With only a year left to go until the apprenticeship levy comes into full effect, many employers are divided in their opinions of the knock on consequences that the new system will bring. Whilst many think the new levy is unfair and unworkable, others consider it to be a major step forward in tackling the skills shortage in the digital skills sector.
But whilst both parties may have very valid points, what’s next for employers in the trade sector who rely on apprenticeship schemes to get a leg up on the careers ladder? Well firstly it’s worth considering the results that the new levy will have on wages and job positions. Although more school leavers than ever before are looking for a skilled trade rather than progressing with an office based role, the changes in the budget for apprenticeships will definitely result in job losses and a lack of apprenticeship places becoming available.
Carolyne Fairbairn, the head of the Confederation of British Industry (CBI) stated that the government needed to work with businesses to re-think the levy or risk a lack of opportunities for new recruits.
“The levy misunderstands training only as apprenticeships, and the current design encourages firms to rebadge their existing programmes,” Fairbairn warned. “When it comes to training, business knows best. They should have the flexibility to choose the kind of training that is right for them, whether it’s labelled an ‘apprenticeship’ or not.”
Many other industry experts are weighing in on this argument and are arguing that as well as job losses and cuts to training budgets, there’s a definite possibility that wages might be shaved to balance the impact. The major factor behind all of this is the uncertainty that still remains around the levy, with the government still failing to release key information to the economy.
Businesses with a pay bill of £3 million or more are still to find out how they will be charged, and SMEs are yet to find out how they will access apprenticeships. However, the bigger uncertainty surrounds the knock-on effects, with businesses mentioning a number of potential big issues.

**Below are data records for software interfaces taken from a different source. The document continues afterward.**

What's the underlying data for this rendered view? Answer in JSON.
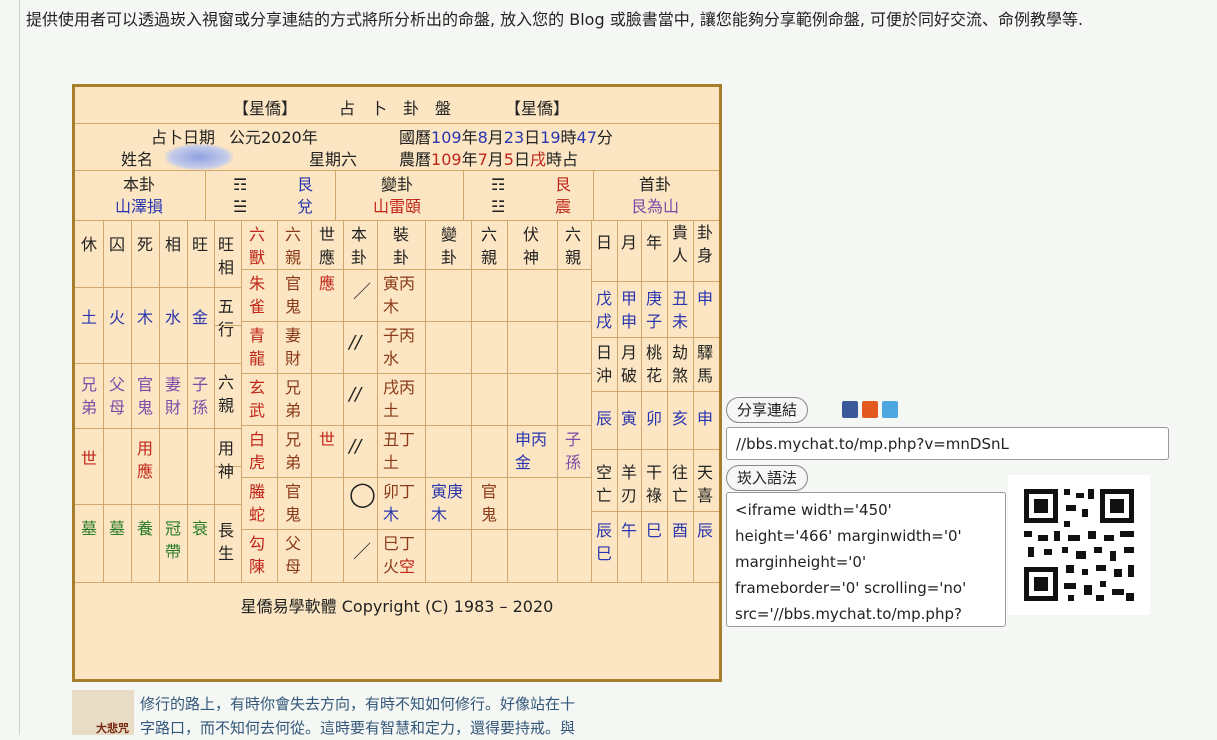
{
  "intro": {
    "text": "提供使用者可以透過崁入視窗或分享連結的方式將所分析出的命盤, 放入您的 Blog 或臉書當中, 讓您能夠分享範例命盤, 可便於同好交流、命例教學等."
  },
  "chart": {
    "title_left": "【星僑】",
    "title_mid": "占　卜　卦　盤",
    "title_right": "【星僑】",
    "date_label": "占卜日期",
    "gregorian_year": "公元2020年",
    "guoli": "國曆",
    "guoli_year": "109",
    "guoli_y": "年",
    "guoli_month": "8",
    "guoli_m": "月",
    "guoli_day": "23",
    "guoli_d": "日",
    "guoli_hour": "19",
    "guoli_h": "時",
    "guoli_min": "47",
    "guoli_mi": "分",
    "name_label": "姓名",
    "weekday": "星期六",
    "nongli": "農曆",
    "nongli_year": "109",
    "nongli_y": "年",
    "nongli_month": "7",
    "nongli_m": "月",
    "nongli_day": "5",
    "nongli_d": "日",
    "nongli_shi": "戌",
    "nongli_tail": "時占",
    "ben_gua_label": "本卦",
    "ben_gua_name": "山澤損",
    "ben_upper": "艮",
    "ben_lower": "兌",
    "bian_gua_label": "變卦",
    "bian_gua_name": "山雷頤",
    "bian_upper": "艮",
    "bian_lower": "震",
    "shou_gua_label": "首卦",
    "shou_gua_name": "艮為山",
    "col_headers": [
      "休",
      "囚",
      "死",
      "相",
      "旺"
    ],
    "wang_xiang": "旺相",
    "wuxing_label": "五行",
    "wuxing": [
      "土",
      "火",
      "木",
      "水",
      "金"
    ],
    "liuqin_label": "六親",
    "liuqin": [
      "兄弟",
      "父母",
      "官鬼",
      "妻財",
      "子孫"
    ],
    "shi": "世",
    "yong_ying": "用應",
    "yongshen_label": "用神",
    "changsheng_label": "長生",
    "changsheng": [
      "墓",
      "墓",
      "養",
      "冠帶",
      "衰"
    ],
    "yao_headers": [
      "六獸",
      "六親",
      "世應",
      "本卦",
      "裝卦",
      "變卦",
      "六親",
      "伏神",
      "六親"
    ],
    "yao_rows": [
      {
        "shou": "朱雀",
        "qin": "官鬼",
        "sy": "應",
        "mark": "／",
        "zhuang1": "寅丙",
        "zhuang2": "木",
        "bian1": "",
        "bian2": "",
        "bqin": "",
        "fu1": "",
        "fu2": "",
        "fqin": ""
      },
      {
        "shou": "青龍",
        "qin": "妻財",
        "sy": "",
        "mark": "//",
        "zhuang1": "子丙",
        "zhuang2": "水",
        "bian1": "",
        "bian2": "",
        "bqin": "",
        "fu1": "",
        "fu2": "",
        "fqin": ""
      },
      {
        "shou": "玄武",
        "qin": "兄弟",
        "sy": "",
        "mark": "//",
        "zhuang1": "戌丙",
        "zhuang2": "土",
        "bian1": "",
        "bian2": "",
        "bqin": "",
        "fu1": "",
        "fu2": "",
        "fqin": ""
      },
      {
        "shou": "白虎",
        "qin": "兄弟",
        "sy": "世",
        "mark": "//",
        "zhuang1": "丑丁",
        "zhuang2": "土",
        "bian1": "",
        "bian2": "",
        "bqin": "",
        "fu1": "申丙",
        "fu2": "金",
        "fqin": "子孫"
      },
      {
        "shou": "螣蛇",
        "qin": "官鬼",
        "sy": "",
        "mark": "◯",
        "zhuang1": "卯丁",
        "zhuang2": "木",
        "bian1": "寅庚",
        "bian2": "木",
        "bqin": "官鬼",
        "fu1": "",
        "fu2": "",
        "fqin": ""
      },
      {
        "shou": "勾陳",
        "qin": "父母",
        "sy": "",
        "mark": "／",
        "zhuang1": "巳丁",
        "zhuang2": "火",
        "zhuang2b": "空",
        "bian1": "",
        "bian2": "",
        "bqin": "",
        "fu1": "",
        "fu2": "",
        "fqin": ""
      }
    ],
    "right_headers": [
      "日",
      "月",
      "年",
      "貴人",
      "卦身"
    ],
    "right_row1": [
      "戊戌",
      "甲申",
      "庚子",
      "丑未",
      "申"
    ],
    "right_labels2": [
      "日沖",
      "月破",
      "桃花",
      "劫煞",
      "驛馬"
    ],
    "right_row2": [
      "辰",
      "寅",
      "卯",
      "亥",
      "申"
    ],
    "right_labels3": [
      "空亡",
      "羊刃",
      "干祿",
      "往亡",
      "天喜"
    ],
    "right_row3": [
      "辰巳",
      "午",
      "巳",
      "酉",
      "辰"
    ],
    "copyright": "星僑易學軟體 Copyright (C) 1983 – 2020"
  },
  "share": {
    "share_label": "分享連結",
    "url": "//bbs.mychat.to/mp.php?v=mnDSnL",
    "embed_label": "崁入語法",
    "embed_lines": [
      "<iframe width='450'",
      "height='466' marginwidth='0'",
      "marginheight='0'",
      "frameborder='0' scrolling='no'",
      "src='//bbs.mychat.to/mp.php?"
    ],
    "icon_colors": [
      "#3b5998",
      "#e2581f",
      "#4da7de"
    ],
    "icon_names": [
      "facebook-icon",
      "plurk-icon",
      "twitter-icon"
    ]
  },
  "footer": {
    "avatar_caption": "大悲咒",
    "line1": "修行的路上，有時你會失去方向，有時不知如何修行。好像站在十",
    "line2": "字路口，而不知何去何從。這時要有智慧和定力，還得要持戒。與"
  }
}
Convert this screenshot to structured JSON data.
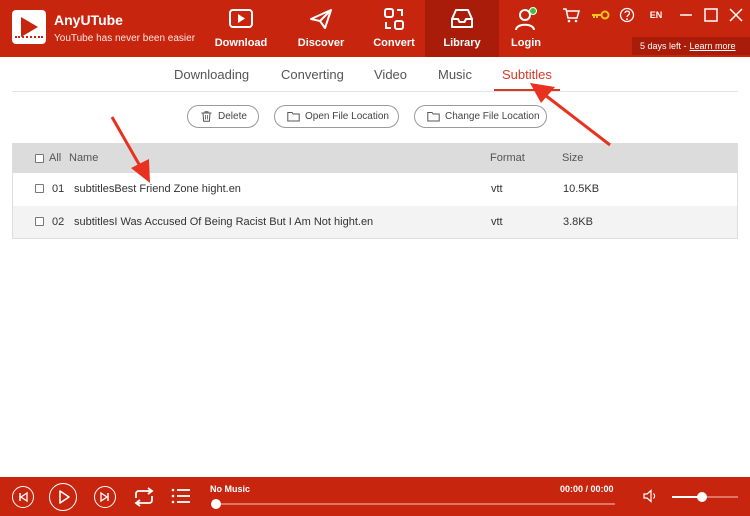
{
  "app": {
    "name": "AnyUTube",
    "slogan": "YouTube has never been easier"
  },
  "nav": {
    "items": [
      {
        "label": "Download",
        "icon": "play-box-icon"
      },
      {
        "label": "Discover",
        "icon": "paper-plane-icon"
      },
      {
        "label": "Convert",
        "icon": "convert-icon"
      },
      {
        "label": "Library",
        "icon": "inbox-icon",
        "active": true
      },
      {
        "label": "Login",
        "icon": "user-icon"
      }
    ]
  },
  "toolbar": {
    "lang": "EN",
    "icons": [
      "cart-icon",
      "key-icon",
      "help-icon",
      "minimize-icon",
      "maximize-icon",
      "close-icon"
    ]
  },
  "trial": {
    "text": "5 days left -",
    "link": "Learn more"
  },
  "tabs": {
    "items": [
      {
        "label": "Downloading"
      },
      {
        "label": "Converting"
      },
      {
        "label": "Video"
      },
      {
        "label": "Music"
      },
      {
        "label": "Subtitles",
        "active": true
      }
    ]
  },
  "actions": {
    "delete": "Delete",
    "open_location": "Open File Location",
    "change_location": "Change File Location"
  },
  "table": {
    "headers": {
      "all": "All",
      "name": "Name",
      "format": "Format",
      "size": "Size"
    },
    "rows": [
      {
        "index": "01",
        "name": "subtitlesBest Friend Zone hight.en",
        "format": "vtt",
        "size": "10.5KB"
      },
      {
        "index": "02",
        "name": "subtitlesI Was Accused Of Being Racist But I Am Not hight.en",
        "format": "vtt",
        "size": "3.8KB"
      }
    ]
  },
  "player": {
    "title": "No Music",
    "time": "00:00 / 00:00",
    "progress": 0,
    "volume": 0.45
  },
  "colors": {
    "brand": "#c8250f",
    "brand_dark": "#a81c09",
    "accent_tab": "#d33b24",
    "annotation_arrow": "#e8321f",
    "login_status_dot": "#3cc13c"
  }
}
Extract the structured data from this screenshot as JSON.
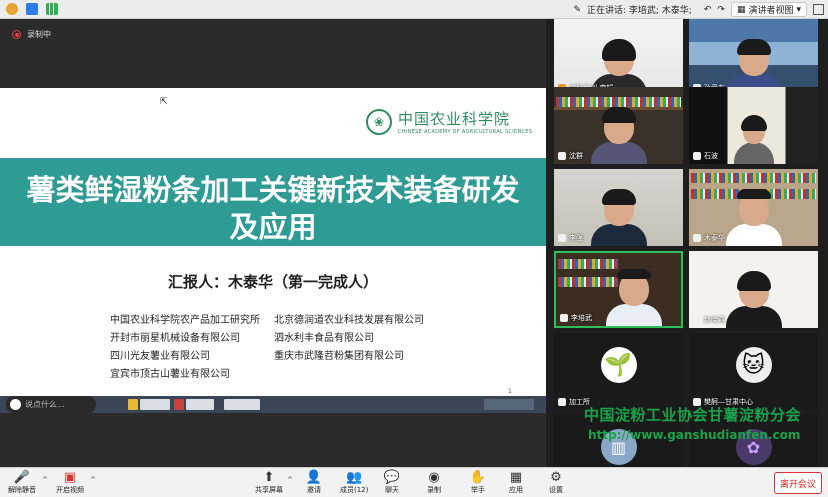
{
  "topbar": {
    "speaker_text": "正在讲话: 李培武; 木泰华;",
    "view_button": "演讲者视图"
  },
  "recording": {
    "label": "录制中"
  },
  "slide": {
    "logo_cn": "中国农业科学院",
    "logo_en": "CHINESE ACADEMY OF AGRICULTURAL SCIENCES",
    "title_line1": "薯类鲜湿粉条加工关键新技术装备研发",
    "title_line2": "及应用",
    "reporter": "汇报人：木泰华（第一完成人）",
    "orgs": [
      [
        "中国农业科学院农产品加工研究所",
        "北京德润道农业科技发展有限公司"
      ],
      [
        "开封市丽星机械设备有限公司",
        "泗水利丰食品有限公司"
      ],
      [
        "四川光友薯业有限公司",
        "重庆市武隆苕粉集团有限公司"
      ],
      [
        "宜宾市顶古山薯业有限公司",
        ""
      ]
    ],
    "page_number": "1"
  },
  "chat_pill": {
    "placeholder": "说点什么..."
  },
  "participants": [
    {
      "name": "中科合创-李娟",
      "mic": "orange"
    },
    {
      "name": "孙爱东",
      "mic": "white"
    },
    {
      "name": "沈群",
      "mic": "white"
    },
    {
      "name": "石波",
      "mic": "white"
    },
    {
      "name": "李强",
      "mic": "white"
    },
    {
      "name": "木泰华",
      "mic": "white"
    },
    {
      "name": "李培武",
      "mic": "white"
    },
    {
      "name": "赵晓燕",
      "mic": "white"
    },
    {
      "name": "加工所",
      "mic": "white"
    },
    {
      "name": "樊舸—甘肃中心",
      "mic": "white"
    }
  ],
  "watermark": {
    "line1": "中国淀粉工业协会甘薯淀粉分会",
    "line2": "http://www.ganshudianfen.com"
  },
  "toolbar": {
    "mute": "解除静音",
    "video": "开启视频",
    "share": "共享屏幕",
    "invite": "邀请",
    "members": "成员(12)",
    "chat": "聊天",
    "record": "录制",
    "raise": "举手",
    "apps": "应用",
    "settings": "设置",
    "leave": "离开会议"
  },
  "colors": {
    "band": "#2e9b95",
    "watermark": "#19a34a",
    "leave": "#dd2222"
  }
}
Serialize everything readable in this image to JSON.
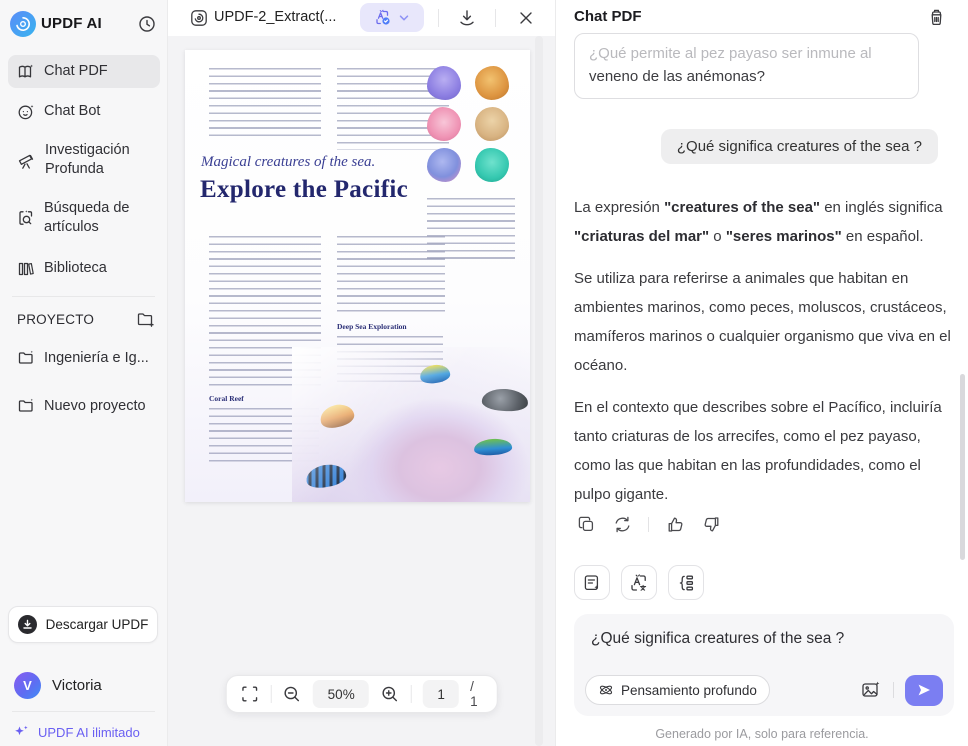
{
  "colors": {
    "accent_purple": "#7b7ef2",
    "pill_lavender": "#e8e7fb",
    "sidebar_bg": "#f7f7f8",
    "active_item_bg": "#e8e8ea",
    "pdf_heading_navy": "#23276d",
    "plan_link_purple": "#6a5ff2"
  },
  "sidebar": {
    "app_title": "UPDF AI",
    "menu": [
      {
        "label": "Chat PDF",
        "icon": "book-chat-icon"
      },
      {
        "label": "Chat Bot",
        "icon": "bot-face-icon"
      },
      {
        "label": "Investigación Profunda",
        "icon": "telescope-icon"
      },
      {
        "label": "Búsqueda de artículos",
        "icon": "article-search-icon"
      },
      {
        "label": "Biblioteca",
        "icon": "library-icon"
      }
    ],
    "project_label": "PROYECTO",
    "projects": [
      {
        "label": "Ingeniería e Ig..."
      },
      {
        "label": "Nuevo proyecto"
      }
    ],
    "download_button": "Descargar UPDF",
    "user_name": "Victoria",
    "user_initial": "V",
    "plan_label": "UPDF AI ilimitado"
  },
  "viewer": {
    "tab_title": "UPDF-2_Extract(...",
    "zoom_level": "50%",
    "current_page": "1",
    "page_total": "/ 1",
    "pdf_page": {
      "subtitle": "Magical creatures of the sea.",
      "title": "Explore the Pacific",
      "section1": "Coral Reef",
      "section2": "Deep Sea Exploration"
    }
  },
  "chat": {
    "header": "Chat PDF",
    "suggestion_line1": "¿Qué permite al pez payaso ser inmune al",
    "suggestion_line2": "veneno de las anémonas?",
    "user_message": "¿Qué significa creatures of the sea ?",
    "answer": {
      "p1": [
        "La expresión ",
        "\"creatures of the sea\"",
        " en inglés significa ",
        "\"criaturas del mar\"",
        " o ",
        "\"seres marinos\"",
        " en español."
      ],
      "p2": "Se utiliza para referirse a animales que habitan en ambientes marinos, como peces, moluscos, crustáceos, mamíferos marinos o cualquier organismo que viva en el océano.",
      "p3": "En el contexto que describes sobre el Pacífico, incluiría tanto criaturas de los arrecifes, como el pez payaso, como las que habitan en las profundidades, como el pulpo gigante."
    },
    "input_value": "¿Qué significa creatures of the sea ?",
    "deep_thought_label": "Pensamiento profundo",
    "disclaimer": "Generado por IA, solo para referencia."
  }
}
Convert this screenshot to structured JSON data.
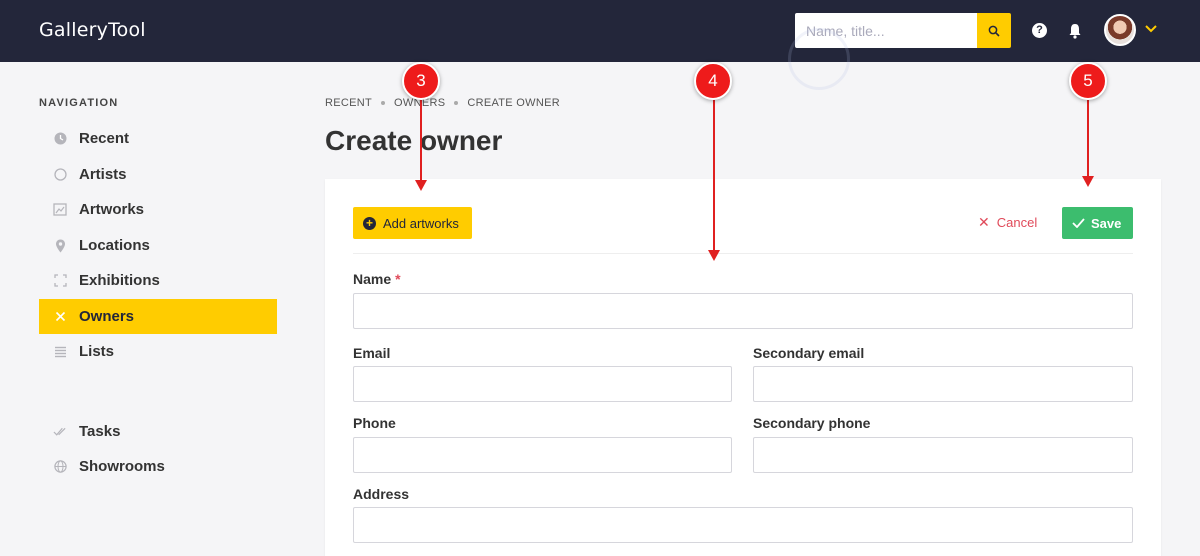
{
  "app": {
    "title": "GalleryTool"
  },
  "header": {
    "search_placeholder": "Name, title...",
    "help_label": "?"
  },
  "sidebar": {
    "heading": "NAVIGATION",
    "items": [
      {
        "label": "Recent",
        "icon": "clock-icon"
      },
      {
        "label": "Artists",
        "icon": "circle-icon"
      },
      {
        "label": "Artworks",
        "icon": "image-icon"
      },
      {
        "label": "Locations",
        "icon": "pin-icon"
      },
      {
        "label": "Exhibitions",
        "icon": "frame-icon"
      },
      {
        "label": "Owners",
        "icon": "close-icon",
        "active": true
      },
      {
        "label": "Lists",
        "icon": "list-icon"
      }
    ],
    "secondary": [
      {
        "label": "Tasks",
        "icon": "check-double-icon"
      },
      {
        "label": "Showrooms",
        "icon": "globe-icon"
      }
    ]
  },
  "breadcrumb": [
    "RECENT",
    "OWNERS",
    "CREATE OWNER"
  ],
  "page": {
    "title": "Create owner"
  },
  "toolbar": {
    "add_label": "Add artworks",
    "cancel_label": "Cancel",
    "save_label": "Save"
  },
  "form": {
    "name": {
      "label": "Name",
      "required_mark": "*",
      "value": ""
    },
    "email": {
      "label": "Email",
      "value": ""
    },
    "secondary_email": {
      "label": "Secondary email",
      "value": ""
    },
    "phone": {
      "label": "Phone",
      "value": ""
    },
    "secondary_phone": {
      "label": "Secondary phone",
      "value": ""
    },
    "address": {
      "label": "Address",
      "value": ""
    }
  },
  "annotations": [
    "3",
    "4",
    "5"
  ],
  "colors": {
    "topbar": "#23263a",
    "accent": "#ffcc00",
    "save": "#3cbd6e",
    "cancel": "#e04a5a",
    "annotation": "#ee1b1b"
  }
}
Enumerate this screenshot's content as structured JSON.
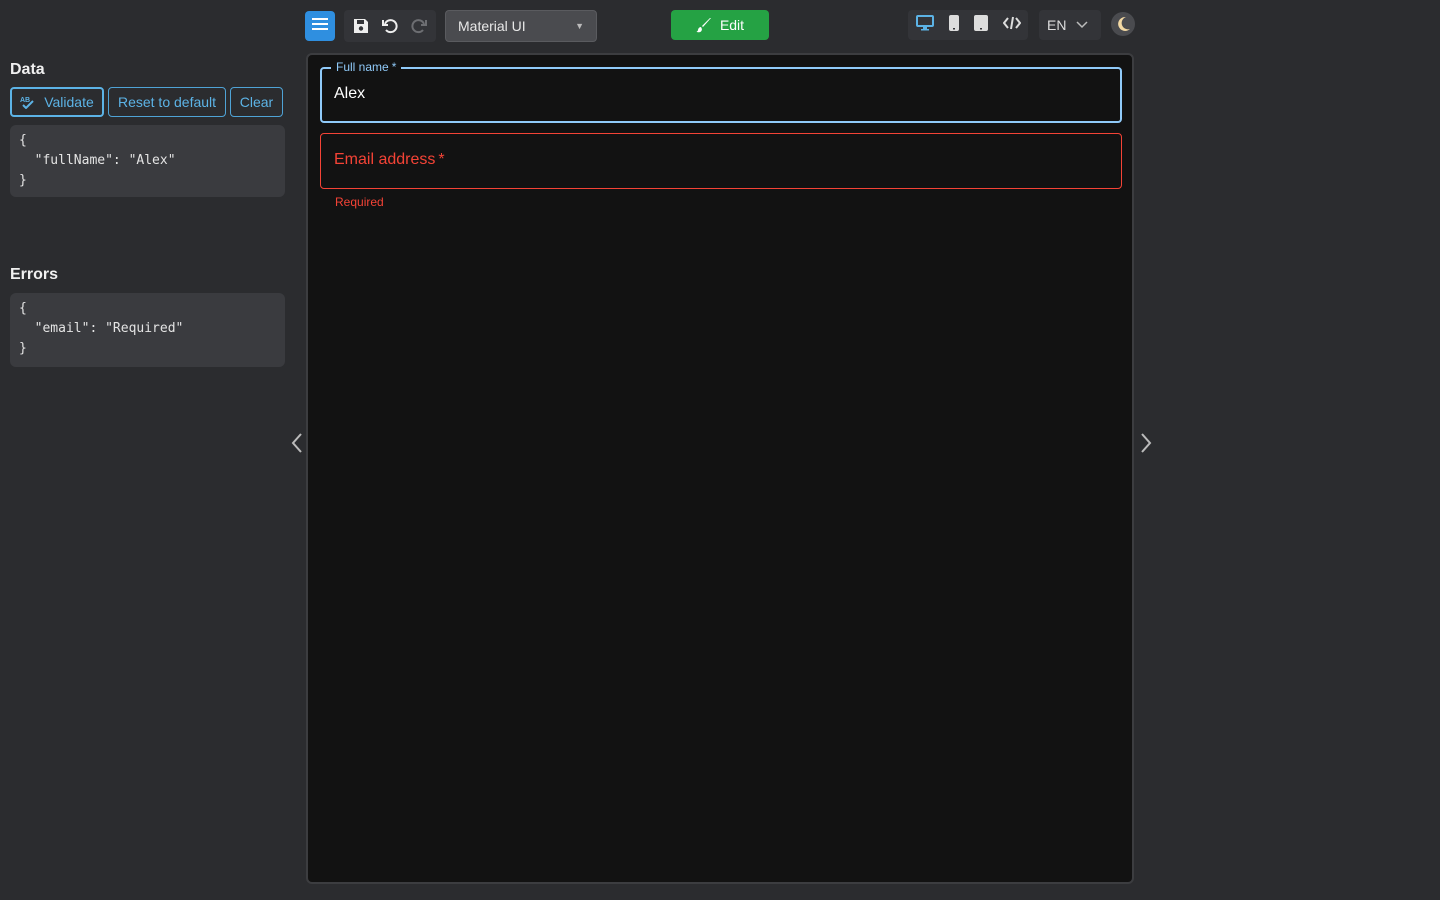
{
  "toolbar": {
    "theme_select_value": "Material UI",
    "edit_label": "Edit",
    "language_value": "EN"
  },
  "data_panel": {
    "title": "Data",
    "validate_label": "Validate",
    "reset_label": "Reset to default",
    "clear_label": "Clear",
    "json_text": "{\n  \"fullName\": \"Alex\"\n}"
  },
  "errors_panel": {
    "title": "Errors",
    "json_text": "{\n  \"email\": \"Required\"\n}"
  },
  "form": {
    "full_name_label": "Full name",
    "full_name_value": "Alex",
    "email_label": "Email address",
    "required_marker": "*",
    "email_helper": "Required"
  },
  "colors": {
    "accent": "#2f8fe0",
    "edit_green": "#25a244",
    "focus_blue": "#90caf9",
    "error_red": "#f44336"
  },
  "icons": [
    "menu-icon",
    "save-icon",
    "undo-icon",
    "redo-icon",
    "brush-icon",
    "desktop-icon",
    "mobile-icon",
    "tablet-icon",
    "code-icon",
    "chevron-down-icon",
    "moon-icon",
    "spellcheck-icon",
    "chevron-left-icon",
    "chevron-right-icon"
  ]
}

For instance, 30% of large employers say they think the levy will take funding away from other forms of workforce development and in-work training.
Although the trade sector is failing to get the help it requires with improved apprenticeship schemes and effective budgets, other sectors such as the technology industry are welcoming the levy. Many company directors in this sector feel that the levy will incentivise potential employees that don’t currently have any. They also feel that those who invest in apprentices will continue to do so because of the new support the levy provides to these industries.
But whilst this side of the economy will gain considerable benefits, they are also unsure about whether businesses investing in apprentices will receive enough money back to cover what they put in. With so many uncertainties across the board, we’ll need to wait until further news is released over the next month or so before we can ascertain exactly what long-term effects the levy will bring.
As soon as we hear what will be happening, we’ll bring you all the details you’ll need to know to future-proof your business.